Suffer me, Sir, to give you one instance more of the cruelty of the Whigs, and of the sufferings of the people, whose conduct I have taken pon me to defend.
Wherever the melancholy story of John Roberts and Abraham Carlile shall be related, there will the principles and the practices of Whigs bé
held in abhorrence. These two Quakers fell a sacrifice to their loyalty in the city of Philadelphia, a city of which their forefathers were amongst the founders, in which they themselves were born, and in which they had long been universally respected and beloved.
The alledged crime of Carlisle was, his having kept one of the barriergates, while General Howe held the city; a post, which he had accepted at the request of all those who wished for mild measures, and in which he had conducted himself with so much moderation and humanity, towards men of all parties and descriptions, that every disinterested person, even amongst the Whigs, looked upon his possession of the post as a most fortunate circumstance.
Roberts's offence was of a nature equally trifling. His house in the coun. try, lay without the British lines, whence, being apprehensive of being taken, and probably murdered, by a party from Washington's army, who were continually spreading havock through his neighbourhood, he had made his escape into the city, leaving his wife and children behind. Some weeks after his arrival in the city, a foraging-party went out into the township where his house was situated. Anxious to see his family, who had been, in the mean time, expoled to the insults and violence of the rebels, he eagerly availed himself of the protection of the foraging-party, with whom he went out and returned, bringing in his family with him. Out of this circumstance, in which, one would have thought, matice itself could find nothing to blame, the Whigs trumped up an accusation against him, as a man who had volunteered his services as a spy and guide to the British army!

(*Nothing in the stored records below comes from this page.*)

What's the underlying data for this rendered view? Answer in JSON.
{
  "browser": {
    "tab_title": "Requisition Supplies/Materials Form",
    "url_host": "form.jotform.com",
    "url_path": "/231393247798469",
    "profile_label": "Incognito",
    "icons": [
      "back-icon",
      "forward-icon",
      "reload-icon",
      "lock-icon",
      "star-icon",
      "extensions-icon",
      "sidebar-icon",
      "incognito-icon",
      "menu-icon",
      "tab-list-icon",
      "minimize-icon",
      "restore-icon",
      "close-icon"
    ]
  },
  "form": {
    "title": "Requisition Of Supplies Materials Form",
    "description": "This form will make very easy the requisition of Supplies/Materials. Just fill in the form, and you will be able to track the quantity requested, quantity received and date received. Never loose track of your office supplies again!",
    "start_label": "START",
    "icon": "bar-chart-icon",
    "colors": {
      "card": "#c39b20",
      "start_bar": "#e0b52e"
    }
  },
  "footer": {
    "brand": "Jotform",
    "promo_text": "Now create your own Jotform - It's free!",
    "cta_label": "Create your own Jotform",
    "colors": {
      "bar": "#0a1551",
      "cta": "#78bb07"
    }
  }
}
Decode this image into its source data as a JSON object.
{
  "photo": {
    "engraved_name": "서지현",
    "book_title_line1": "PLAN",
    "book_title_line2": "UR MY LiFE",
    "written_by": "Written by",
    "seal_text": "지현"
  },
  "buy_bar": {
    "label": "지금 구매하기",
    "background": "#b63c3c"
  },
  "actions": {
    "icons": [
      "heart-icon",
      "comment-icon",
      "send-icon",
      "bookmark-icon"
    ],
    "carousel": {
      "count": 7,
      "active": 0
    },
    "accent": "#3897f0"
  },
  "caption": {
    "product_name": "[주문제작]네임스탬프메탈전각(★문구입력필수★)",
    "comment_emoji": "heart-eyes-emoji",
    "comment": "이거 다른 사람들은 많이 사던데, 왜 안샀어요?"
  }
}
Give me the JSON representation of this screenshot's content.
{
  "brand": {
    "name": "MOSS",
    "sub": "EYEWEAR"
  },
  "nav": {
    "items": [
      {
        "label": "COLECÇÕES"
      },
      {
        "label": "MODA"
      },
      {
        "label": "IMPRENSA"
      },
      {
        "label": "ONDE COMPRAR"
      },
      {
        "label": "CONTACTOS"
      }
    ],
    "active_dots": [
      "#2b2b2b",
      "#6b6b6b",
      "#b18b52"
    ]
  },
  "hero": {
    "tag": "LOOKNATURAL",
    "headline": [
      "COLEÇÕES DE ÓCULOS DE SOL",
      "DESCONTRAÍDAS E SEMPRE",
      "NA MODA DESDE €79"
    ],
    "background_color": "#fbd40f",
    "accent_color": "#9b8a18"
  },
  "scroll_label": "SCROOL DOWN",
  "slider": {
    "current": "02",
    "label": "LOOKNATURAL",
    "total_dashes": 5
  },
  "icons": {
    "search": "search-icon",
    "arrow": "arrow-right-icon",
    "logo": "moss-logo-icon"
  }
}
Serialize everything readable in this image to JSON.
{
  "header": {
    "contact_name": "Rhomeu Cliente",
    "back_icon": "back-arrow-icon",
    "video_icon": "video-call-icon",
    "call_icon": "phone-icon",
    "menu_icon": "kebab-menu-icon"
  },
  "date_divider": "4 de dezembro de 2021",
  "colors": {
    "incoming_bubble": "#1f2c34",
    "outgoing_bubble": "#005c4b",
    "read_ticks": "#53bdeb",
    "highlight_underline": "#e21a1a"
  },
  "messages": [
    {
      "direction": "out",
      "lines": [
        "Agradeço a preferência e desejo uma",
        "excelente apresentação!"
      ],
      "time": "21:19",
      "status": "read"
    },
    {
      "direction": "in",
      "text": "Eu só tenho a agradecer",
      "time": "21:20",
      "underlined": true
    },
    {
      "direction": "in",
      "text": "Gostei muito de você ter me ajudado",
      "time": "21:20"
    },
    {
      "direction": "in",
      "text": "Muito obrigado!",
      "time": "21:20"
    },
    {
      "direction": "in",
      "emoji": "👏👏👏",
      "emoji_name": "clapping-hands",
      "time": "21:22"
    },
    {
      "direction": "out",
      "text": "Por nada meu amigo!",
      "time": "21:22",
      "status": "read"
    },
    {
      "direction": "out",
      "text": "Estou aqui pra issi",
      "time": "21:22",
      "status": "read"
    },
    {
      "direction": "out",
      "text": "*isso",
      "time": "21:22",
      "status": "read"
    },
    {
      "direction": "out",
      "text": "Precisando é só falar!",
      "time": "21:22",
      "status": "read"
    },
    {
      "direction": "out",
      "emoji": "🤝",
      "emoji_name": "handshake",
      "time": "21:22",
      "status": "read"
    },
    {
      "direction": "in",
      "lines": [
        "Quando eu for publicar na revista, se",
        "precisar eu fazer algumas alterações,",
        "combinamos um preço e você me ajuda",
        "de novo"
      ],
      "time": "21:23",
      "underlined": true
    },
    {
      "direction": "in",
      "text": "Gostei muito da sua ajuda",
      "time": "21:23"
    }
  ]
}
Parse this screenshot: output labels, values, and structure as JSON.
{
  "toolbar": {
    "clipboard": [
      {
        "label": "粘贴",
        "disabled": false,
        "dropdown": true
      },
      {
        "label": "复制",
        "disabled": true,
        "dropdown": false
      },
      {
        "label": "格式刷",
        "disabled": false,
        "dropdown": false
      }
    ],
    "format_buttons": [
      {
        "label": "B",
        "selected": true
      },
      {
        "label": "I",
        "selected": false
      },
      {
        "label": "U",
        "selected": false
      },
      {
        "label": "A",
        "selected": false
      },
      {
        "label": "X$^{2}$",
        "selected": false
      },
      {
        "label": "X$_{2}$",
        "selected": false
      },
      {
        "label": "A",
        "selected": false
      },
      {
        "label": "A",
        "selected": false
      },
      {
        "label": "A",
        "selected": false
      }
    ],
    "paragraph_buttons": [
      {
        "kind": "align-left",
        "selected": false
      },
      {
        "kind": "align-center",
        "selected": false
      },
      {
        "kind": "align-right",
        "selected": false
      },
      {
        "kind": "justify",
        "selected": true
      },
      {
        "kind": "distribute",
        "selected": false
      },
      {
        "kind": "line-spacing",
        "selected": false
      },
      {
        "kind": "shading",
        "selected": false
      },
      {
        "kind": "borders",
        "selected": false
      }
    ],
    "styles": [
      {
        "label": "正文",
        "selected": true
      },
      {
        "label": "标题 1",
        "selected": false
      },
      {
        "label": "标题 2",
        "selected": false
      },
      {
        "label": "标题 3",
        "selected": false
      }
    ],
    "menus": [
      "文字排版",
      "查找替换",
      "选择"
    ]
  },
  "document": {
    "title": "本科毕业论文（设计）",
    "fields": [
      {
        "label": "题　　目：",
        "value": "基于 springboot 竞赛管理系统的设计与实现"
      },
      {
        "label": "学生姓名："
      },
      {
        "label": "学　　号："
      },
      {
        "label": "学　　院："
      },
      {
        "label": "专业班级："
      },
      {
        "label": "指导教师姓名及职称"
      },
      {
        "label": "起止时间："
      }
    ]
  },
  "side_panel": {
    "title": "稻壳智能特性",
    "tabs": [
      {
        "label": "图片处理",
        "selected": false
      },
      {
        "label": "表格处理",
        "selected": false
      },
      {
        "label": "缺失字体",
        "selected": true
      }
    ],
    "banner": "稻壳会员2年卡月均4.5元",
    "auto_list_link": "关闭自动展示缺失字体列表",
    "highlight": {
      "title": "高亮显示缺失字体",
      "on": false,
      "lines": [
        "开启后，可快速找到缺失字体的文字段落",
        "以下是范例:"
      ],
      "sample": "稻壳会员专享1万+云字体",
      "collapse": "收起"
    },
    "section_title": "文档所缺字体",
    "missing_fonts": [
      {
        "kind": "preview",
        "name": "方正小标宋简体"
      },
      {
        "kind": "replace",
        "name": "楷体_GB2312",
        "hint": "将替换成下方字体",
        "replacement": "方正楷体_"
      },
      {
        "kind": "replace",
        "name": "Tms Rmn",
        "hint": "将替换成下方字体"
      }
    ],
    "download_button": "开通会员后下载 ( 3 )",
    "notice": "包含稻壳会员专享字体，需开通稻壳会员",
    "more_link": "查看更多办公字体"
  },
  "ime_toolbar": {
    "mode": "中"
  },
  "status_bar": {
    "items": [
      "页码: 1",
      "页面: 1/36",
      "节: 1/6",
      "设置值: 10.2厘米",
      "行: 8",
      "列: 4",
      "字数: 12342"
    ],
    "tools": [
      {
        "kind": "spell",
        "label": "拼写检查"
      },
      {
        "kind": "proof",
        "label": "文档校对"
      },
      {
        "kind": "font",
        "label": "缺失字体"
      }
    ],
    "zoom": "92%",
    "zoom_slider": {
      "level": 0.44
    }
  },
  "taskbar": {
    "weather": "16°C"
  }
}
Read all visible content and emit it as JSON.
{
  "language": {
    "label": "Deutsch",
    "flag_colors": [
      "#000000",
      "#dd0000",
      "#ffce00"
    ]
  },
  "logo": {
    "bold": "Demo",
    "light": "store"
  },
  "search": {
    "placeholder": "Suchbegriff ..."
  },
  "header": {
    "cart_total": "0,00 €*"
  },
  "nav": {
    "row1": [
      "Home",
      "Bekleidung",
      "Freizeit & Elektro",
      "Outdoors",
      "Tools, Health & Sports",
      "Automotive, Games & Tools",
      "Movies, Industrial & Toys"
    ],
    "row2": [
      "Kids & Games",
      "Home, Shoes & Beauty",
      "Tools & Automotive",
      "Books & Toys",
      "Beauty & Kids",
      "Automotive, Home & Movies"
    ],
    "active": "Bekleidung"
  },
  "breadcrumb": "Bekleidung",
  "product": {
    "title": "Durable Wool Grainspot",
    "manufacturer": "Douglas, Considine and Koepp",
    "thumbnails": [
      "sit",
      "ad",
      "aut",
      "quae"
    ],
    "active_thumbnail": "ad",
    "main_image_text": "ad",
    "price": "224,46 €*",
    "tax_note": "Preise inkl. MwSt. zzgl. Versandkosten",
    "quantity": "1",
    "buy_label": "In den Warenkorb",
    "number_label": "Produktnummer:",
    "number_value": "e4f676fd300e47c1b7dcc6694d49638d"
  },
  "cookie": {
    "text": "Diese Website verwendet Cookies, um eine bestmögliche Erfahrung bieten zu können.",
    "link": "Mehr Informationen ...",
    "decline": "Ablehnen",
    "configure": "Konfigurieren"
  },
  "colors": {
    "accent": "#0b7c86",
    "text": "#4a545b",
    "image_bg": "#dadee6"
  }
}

Yet, on charges so frivolous were these two respectable and inoffensive men dragged before the Supreme Court at Philadelphia, in which M'kean and Bryan sật as Judges, and of which the Revolutionary Tribunal of Robespierre was so striking an imitation, that, ever since the proceedings of the Tribunal have been heard of in America, MóKean has been honoured with the name of Fouquier Tinville. It was well known at the time, and has since been openly avowed by the Whigs themselves, that the putting of these men to death was a mere stroke of policy; a measure solely intended to terrify the Tories, and to commit the wavering Whigs beyond the poslibility of receding. The voice of justice and of mercy had long been silenced; but, they were again heard on this memorable occasion. The intention of the leading Whigs to take away the lives of Roberts and Carlisle was no Jess manifest than was the injustice of the act itself. The great mass of the people once more resumed their natural feelings, and the President of the Executive Council, Reid, together with the whole Council, and the Judges feemed to fear that, if they succeeded in procuring a condemnation, a rescue would be effected. Every measure was therefore taken to prevent the failure of their fanguinary project; but, notwithstanding the jury was packed for the purpose, notwithstanding no counsel of eminence was found bold enough to defend the prisoners, notwithstanding the number of witnesses that were fubborned, notwithstanding the partiality and violence of the judges, it has ever been believed that the jury would have refused to find them guilty, had it not been for fear of being murdered themselves, an apprehension which was artfully excited by the appearance and the dreadful menaces of a fet of miscreants who had been prepared for the purpose, and who came into the court just as the jury were retiring. Care was iaken in the mean time, to draw forth all the stauncheft of the Whigs under arms. The city had the bayonet placed to its throat, and, while every man was in hour\y dread of being inurdered himself, he thought lels of the judicial inurder